(Beginning of Supplied material)

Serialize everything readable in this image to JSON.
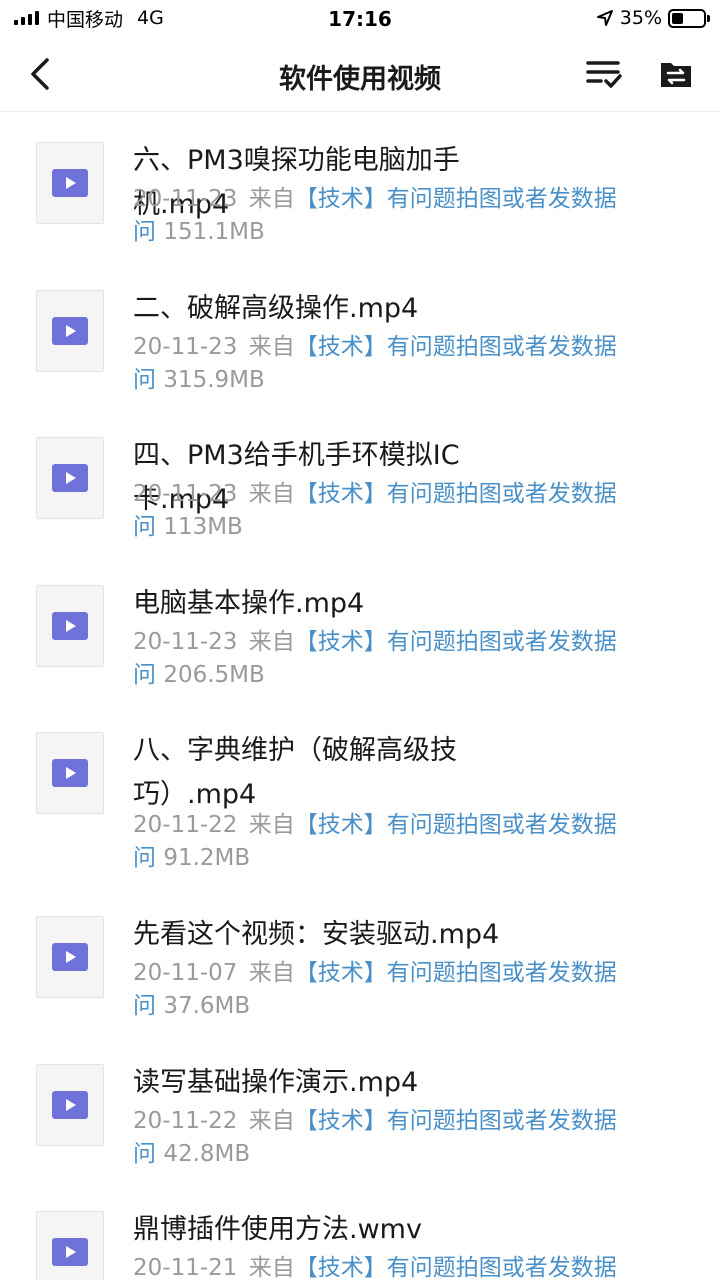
{
  "status_bar": {
    "carrier": "中国移动",
    "network": "4G",
    "time": "17:16",
    "battery_percent": "35%",
    "battery_level": 0.35,
    "icons": [
      "signal-icon",
      "location-icon",
      "battery-icon"
    ]
  },
  "nav": {
    "title": "软件使用视频",
    "icons": [
      "back-arrow-icon",
      "multi-select-icon",
      "folder-transfer-icon"
    ]
  },
  "colors": {
    "accent_blue": "#4a90c8",
    "play_icon": "#6f72d8",
    "meta_gray": "#9a9a9a"
  },
  "files": [
    {
      "name": "六、PM3嗅探功能电脑加手机.mp4",
      "date": "20-11-23",
      "from": "来自",
      "source": "【技术】有问题拍图或者发数据问",
      "size": "151.1MB"
    },
    {
      "name": "二、破解高级操作.mp4",
      "date": "20-11-23",
      "from": "来自",
      "source": "【技术】有问题拍图或者发数据问",
      "size": "315.9MB"
    },
    {
      "name": "四、PM3给手机手环模拟IC卡.mp4",
      "date": "20-11-23",
      "from": "来自",
      "source": "【技术】有问题拍图或者发数据问",
      "size": "113MB"
    },
    {
      "name": "电脑基本操作.mp4",
      "date": "20-11-23",
      "from": "来自",
      "source": "【技术】有问题拍图或者发数据问",
      "size": "206.5MB"
    },
    {
      "name": "八、字典维护（破解高级技巧）.mp4",
      "date": "20-11-22",
      "from": "来自",
      "source": "【技术】有问题拍图或者发数据问",
      "size": "91.2MB"
    },
    {
      "name": "先看这个视频：安装驱动.mp4",
      "date": "20-11-07",
      "from": "来自",
      "source": "【技术】有问题拍图或者发数据问",
      "size": "37.6MB"
    },
    {
      "name": "读写基础操作演示.mp4",
      "date": "20-11-22",
      "from": "来自",
      "source": "【技术】有问题拍图或者发数据问",
      "size": "42.8MB"
    },
    {
      "name": "鼎博插件使用方法.wmv",
      "date": "20-11-21",
      "from": "来自",
      "source": "【技术】有问题拍图或者发数据问",
      "size": ""
    }
  ]
}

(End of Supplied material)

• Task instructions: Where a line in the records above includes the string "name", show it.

• Output for this exercise:
      "name": "六、PM3嗅探功能电脑加手机.mp4",
      "name": "二、破解高级操作.mp4",
      "name": "四、PM3给手机手环模拟IC卡.mp4",
      "name": "电脑基本操作.mp4",
      "name": "八、字典维护（破解高级技巧）.mp4",
      "name": "先看这个视频：安装驱动.mp4",
      "name": "读写基础操作演示.mp4",
      "name": "鼎博插件使用方法.wmv",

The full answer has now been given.